* **Exercise description**:
Your answer must be every line of the data that holds the string "title".

——————

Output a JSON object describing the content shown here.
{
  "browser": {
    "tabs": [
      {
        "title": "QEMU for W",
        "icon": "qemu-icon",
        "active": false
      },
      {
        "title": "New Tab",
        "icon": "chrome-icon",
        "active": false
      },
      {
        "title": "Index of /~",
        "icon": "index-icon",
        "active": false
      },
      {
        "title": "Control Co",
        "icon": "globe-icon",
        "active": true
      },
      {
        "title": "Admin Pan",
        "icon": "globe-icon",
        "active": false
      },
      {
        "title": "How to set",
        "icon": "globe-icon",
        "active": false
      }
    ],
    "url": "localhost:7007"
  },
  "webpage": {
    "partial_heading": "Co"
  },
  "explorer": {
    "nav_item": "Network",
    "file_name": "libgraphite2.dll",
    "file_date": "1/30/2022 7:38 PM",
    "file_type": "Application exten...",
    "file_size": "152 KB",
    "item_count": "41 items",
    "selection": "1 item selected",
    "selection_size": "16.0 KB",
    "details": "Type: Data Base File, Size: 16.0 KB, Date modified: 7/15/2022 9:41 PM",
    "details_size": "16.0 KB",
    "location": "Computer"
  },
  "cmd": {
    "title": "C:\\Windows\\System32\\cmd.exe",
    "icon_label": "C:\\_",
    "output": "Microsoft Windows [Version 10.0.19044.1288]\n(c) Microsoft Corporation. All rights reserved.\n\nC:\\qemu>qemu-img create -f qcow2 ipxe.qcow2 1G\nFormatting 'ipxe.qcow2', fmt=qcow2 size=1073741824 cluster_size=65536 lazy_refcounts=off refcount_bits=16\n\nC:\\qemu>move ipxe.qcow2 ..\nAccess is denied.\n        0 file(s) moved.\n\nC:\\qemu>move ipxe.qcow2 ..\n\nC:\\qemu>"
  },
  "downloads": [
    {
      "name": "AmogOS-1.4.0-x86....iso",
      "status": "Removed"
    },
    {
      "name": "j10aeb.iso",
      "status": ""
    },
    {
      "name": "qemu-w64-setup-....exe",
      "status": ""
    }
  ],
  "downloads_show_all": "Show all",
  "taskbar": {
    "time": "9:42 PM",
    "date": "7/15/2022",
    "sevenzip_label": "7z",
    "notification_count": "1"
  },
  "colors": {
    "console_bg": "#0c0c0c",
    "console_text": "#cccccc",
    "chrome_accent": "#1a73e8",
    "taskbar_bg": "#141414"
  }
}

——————

* **Response area**:
        "title": "QEMU for W",
        "title": "New Tab",
        "title": "Index of /~",
        "title": "Control Co",
        "title": "Admin Pan",
        "title": "How to set",
    "title": "C:\\Windows\\System32\\cmd.exe",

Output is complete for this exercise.